Save Lincolnshire Libraries campaigners celebrate winning their judicial review at the High Court in London EMN-140717-120412001
Save Lincolnshire Libraries campaigners celebrate winning their judicial review at the High Court in London EMN-140717-120412001

A private company could end up running all of Lincolnshire County Council’s libraries if the service is put out to competition.

The council is about to start a fresh public consultation on the future of the service following its failed bid to transfer more than 30 libraries to community groups and save around £1.9million.

Council plans to shelve all but 15 of the county’s libraries were thrown back into the melting pot in July when campaigners mounted a judicial review in the High Court in London.

A judge ruled that the authority’s public consultation was flawed – and it had failed to properly look at an expression of interest to run the libraries by a not for profit organisation, Greenwich Leisure Ltd (GLL).

Libraries campaigner and county councillor Phil Dilks is urging council leaders to keep control of the libraries by using part of a massive cash surplus.

Coun Dilks said: “They have got £40million left over from last year that they took from every ratepayer and didn’t spend – £1.9million is what we are trying to save – and the excess in this one year could keep our libraries running for a generation.

“I am not convinced that you need to have cuts when you have got £40million sitting in the bank that you don’t know what to do with.

“I just want the best possible library service that we can get.”

County executive member for libraries Nick Worth said the new consultation begins in October and will give “people the opportunity to suggest alternative models for a comprehensive and efficient library service”.

He continued: “We will have further discussions with GLL to understand the full potential of their proposals and expect to receive a revised expression of interest from them in October.

“We will consider valid expressions of interest under section 81 of the Localism Act, whether from GLL or elsewhere, in accordance with our formal Community Right to Challenge Scheme.

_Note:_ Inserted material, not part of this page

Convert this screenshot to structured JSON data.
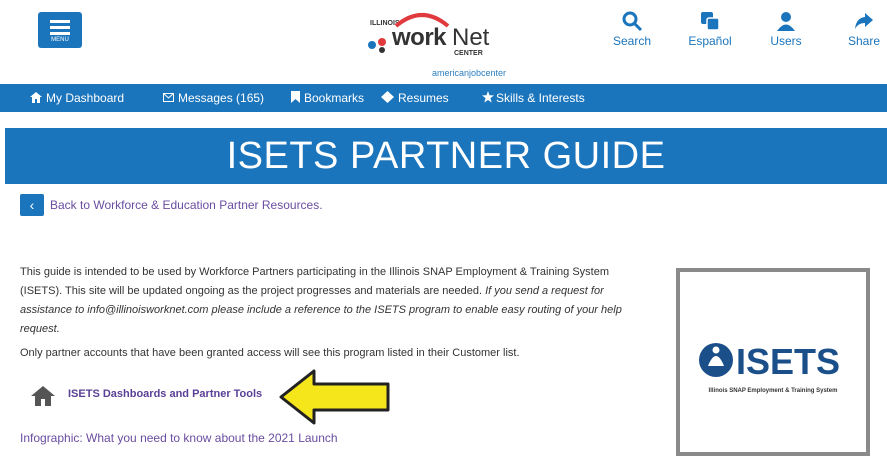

“The result of receiving a valid expression of interest under the Community Right to Challenge Scheme might be a requirement to put the library service out to competition. In view of this possibility, we will start to make preparations for a possible future procurement process.”

Coun Worth said it is expected the executive will be asked to take a decision on the future of the library service in February.